• [RECORDS TO PROCESS]:

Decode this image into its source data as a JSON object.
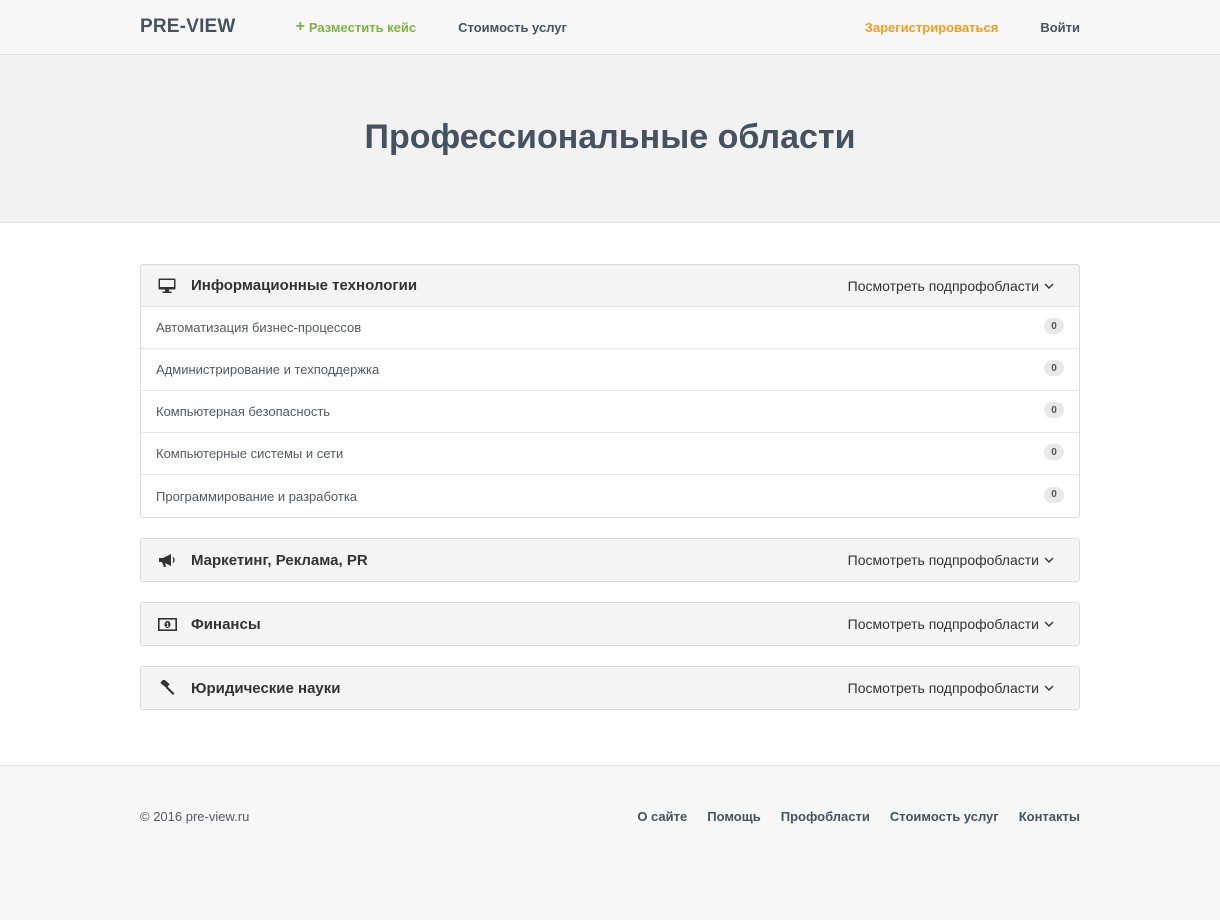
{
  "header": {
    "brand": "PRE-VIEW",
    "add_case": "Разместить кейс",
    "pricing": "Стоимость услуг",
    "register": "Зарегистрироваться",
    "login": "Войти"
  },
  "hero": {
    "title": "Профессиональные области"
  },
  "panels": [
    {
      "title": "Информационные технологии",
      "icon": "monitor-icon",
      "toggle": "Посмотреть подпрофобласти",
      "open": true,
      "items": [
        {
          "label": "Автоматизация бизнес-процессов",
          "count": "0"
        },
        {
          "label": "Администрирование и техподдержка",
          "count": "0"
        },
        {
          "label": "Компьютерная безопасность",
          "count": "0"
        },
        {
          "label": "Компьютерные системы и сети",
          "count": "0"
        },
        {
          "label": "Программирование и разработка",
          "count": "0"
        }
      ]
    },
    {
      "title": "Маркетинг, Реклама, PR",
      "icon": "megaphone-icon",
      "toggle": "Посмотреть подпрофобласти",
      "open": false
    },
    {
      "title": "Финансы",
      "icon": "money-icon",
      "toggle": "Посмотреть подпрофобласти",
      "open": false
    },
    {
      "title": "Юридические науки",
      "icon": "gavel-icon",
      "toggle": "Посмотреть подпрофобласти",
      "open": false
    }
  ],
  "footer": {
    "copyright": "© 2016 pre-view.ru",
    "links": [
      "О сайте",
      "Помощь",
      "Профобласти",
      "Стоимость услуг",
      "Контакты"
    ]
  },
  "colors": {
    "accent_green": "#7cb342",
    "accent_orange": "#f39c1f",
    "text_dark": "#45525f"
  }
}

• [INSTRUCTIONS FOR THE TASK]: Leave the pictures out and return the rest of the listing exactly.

• [RESPONSE TO THE TASK]:
Decode this image into its source data as a JSON object.
{
  "header": {
    "brand": "PRE-VIEW",
    "add_case": "Разместить кейс",
    "pricing": "Стоимость услуг",
    "register": "Зарегистрироваться",
    "login": "Войти"
  },
  "hero": {
    "title": "Профессиональные области"
  },
  "panels": [
    {
      "title": "Информационные технологии",
      "icon": "monitor-icon",
      "toggle": "Посмотреть подпрофобласти",
      "open": true,
      "items": [
        {
          "label": "Автоматизация бизнес-процессов",
          "count": "0"
        },
        {
          "label": "Администрирование и техподдержка",
          "count": "0"
        },
        {
          "label": "Компьютерная безопасность",
          "count": "0"
        },
        {
          "label": "Компьютерные системы и сети",
          "count": "0"
        },
        {
          "label": "Программирование и разработка",
          "count": "0"
        }
      ]
    },
    {
      "title": "Маркетинг, Реклама, PR",
      "icon": "megaphone-icon",
      "toggle": "Посмотреть подпрофобласти",
      "open": false
    },
    {
      "title": "Финансы",
      "icon": "money-icon",
      "toggle": "Посмотреть подпрофобласти",
      "open": false
    },
    {
      "title": "Юридические науки",
      "icon": "gavel-icon",
      "toggle": "Посмотреть подпрофобласти",
      "open": false
    }
  ],
  "footer": {
    "copyright": "© 2016 pre-view.ru",
    "links": [
      "О сайте",
      "Помощь",
      "Профобласти",
      "Стоимость услуг",
      "Контакты"
    ]
  },
  "colors": {
    "accent_green": "#7cb342",
    "accent_orange": "#f39c1f",
    "text_dark": "#45525f"
  }
}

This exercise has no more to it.